Ornamental pears are brittle and split and break readily, and have turned out to be an invasive species that is seeding in and taking over native woodland areas.  Ornamental Cherries need to be place into the yards and cannot be trained to be street trees.

Birches clumps are poorly designed for street tree use. The Heritage birch showed major damage with ice loading in 2009.  Many birches snapped in two and lost their crowns.  


The Tree Committee regularly searches for trees that are not readily available in nurseries so as to increase diversity.  We also share trees with and collaborate with other City Forest personnel in sharing trees.  If you have a special tree in mind, please let us know.

An excellent sources for a wide variety of trees, at an affordable size,  is ordering through the Clark County Sewer & Water Conservation District.  It is a short trip to Indiana to pick up the trees. The Clark County brochure comes out in early Spring and Fall, and changes each time.  The Tree Committee is making a large order this year, to complete park plantings and try several new trees.  There is more about sources for trees on the yearly sheet about the planting program. 

Buying from a Nursery

If you buy your own trees, you need to know what to look for.  The best short guides are printed below, from Edward Gilman's  Cue sheets.  These should be easy to print and take along to a nursery.  The sheet on "Recognizing Tree Quality" is easier than the sheet about "Root Analysis" -- but getting a tree with good roots, and making sure that the root ball is properly tended to when planting is a large part of protection your investment.  The only nursery where the planting personnel do a thorough root dissection when planting (by our experience) is Plant Kingdom.  If you aren't planting the tree yourself, and want great planting, look at Plant Kingdom first.

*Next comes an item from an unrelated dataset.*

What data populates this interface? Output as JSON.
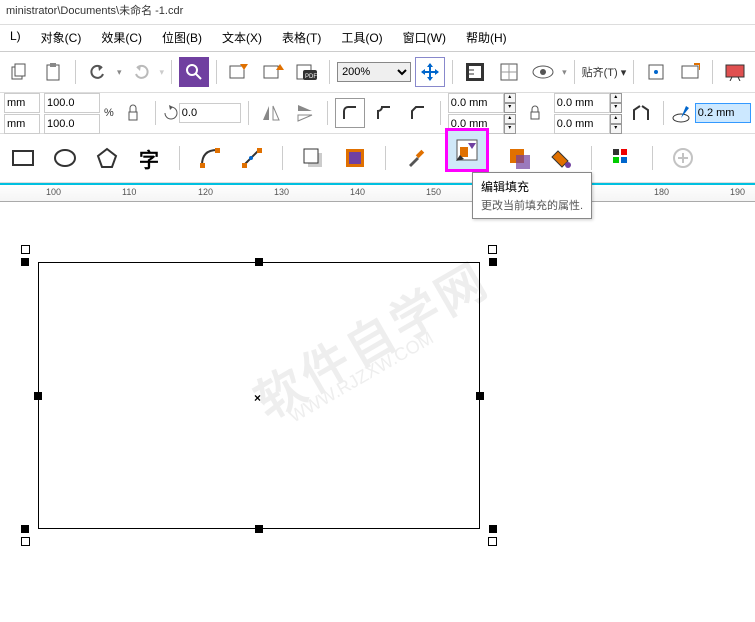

Anne Bobigian,
Feb 14, 2012, 5:29 PM
Anne Bobigian,
Feb 14, 2012, 5:29 PM
Anne Bobigian,
Feb 14, 2012, 5:29 PM
Anne Bobigian,
Jan 30, 2012, 6:27 PM